(Beginning of Record excerpts)

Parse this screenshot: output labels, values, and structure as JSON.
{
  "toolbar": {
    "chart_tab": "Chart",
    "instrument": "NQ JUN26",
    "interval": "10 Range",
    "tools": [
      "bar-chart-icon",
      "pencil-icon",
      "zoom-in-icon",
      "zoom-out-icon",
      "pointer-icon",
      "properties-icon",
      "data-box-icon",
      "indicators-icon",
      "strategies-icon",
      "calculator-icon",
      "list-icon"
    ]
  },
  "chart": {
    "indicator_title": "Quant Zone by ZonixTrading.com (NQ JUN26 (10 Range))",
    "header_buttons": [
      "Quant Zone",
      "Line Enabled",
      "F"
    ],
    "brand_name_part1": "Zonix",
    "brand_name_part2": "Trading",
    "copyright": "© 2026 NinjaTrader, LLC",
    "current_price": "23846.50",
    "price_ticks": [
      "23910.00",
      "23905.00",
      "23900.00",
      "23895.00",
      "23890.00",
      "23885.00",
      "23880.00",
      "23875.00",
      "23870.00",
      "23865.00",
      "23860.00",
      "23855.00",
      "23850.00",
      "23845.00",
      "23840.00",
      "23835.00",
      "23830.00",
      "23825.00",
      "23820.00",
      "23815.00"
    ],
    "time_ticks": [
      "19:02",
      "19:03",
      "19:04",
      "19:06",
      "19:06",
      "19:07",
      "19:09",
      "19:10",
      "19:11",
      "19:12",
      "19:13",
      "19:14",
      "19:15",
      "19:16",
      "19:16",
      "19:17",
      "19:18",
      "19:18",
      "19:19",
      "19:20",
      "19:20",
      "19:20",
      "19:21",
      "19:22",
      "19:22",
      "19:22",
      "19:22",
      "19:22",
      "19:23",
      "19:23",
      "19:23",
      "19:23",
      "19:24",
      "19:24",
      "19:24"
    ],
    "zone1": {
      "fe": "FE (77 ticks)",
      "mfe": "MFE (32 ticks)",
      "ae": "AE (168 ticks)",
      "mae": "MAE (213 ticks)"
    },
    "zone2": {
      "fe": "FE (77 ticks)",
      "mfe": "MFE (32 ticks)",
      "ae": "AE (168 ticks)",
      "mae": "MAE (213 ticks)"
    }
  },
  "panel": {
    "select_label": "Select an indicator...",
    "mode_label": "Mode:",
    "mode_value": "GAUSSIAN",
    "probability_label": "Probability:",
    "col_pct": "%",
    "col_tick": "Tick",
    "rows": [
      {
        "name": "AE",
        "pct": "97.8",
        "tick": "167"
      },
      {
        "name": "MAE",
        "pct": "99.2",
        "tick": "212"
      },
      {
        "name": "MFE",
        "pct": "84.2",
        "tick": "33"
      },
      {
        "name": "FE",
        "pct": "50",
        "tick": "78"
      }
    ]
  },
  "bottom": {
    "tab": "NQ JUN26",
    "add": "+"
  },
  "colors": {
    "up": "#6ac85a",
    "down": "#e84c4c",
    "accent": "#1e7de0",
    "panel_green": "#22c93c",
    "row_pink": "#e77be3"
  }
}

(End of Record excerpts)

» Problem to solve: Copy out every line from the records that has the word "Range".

» Exercise solution:
    "interval": "10 Range",
    "indicator_title": "Quant Zone by ZonixTrading.com (NQ JUN26 (10 Range))",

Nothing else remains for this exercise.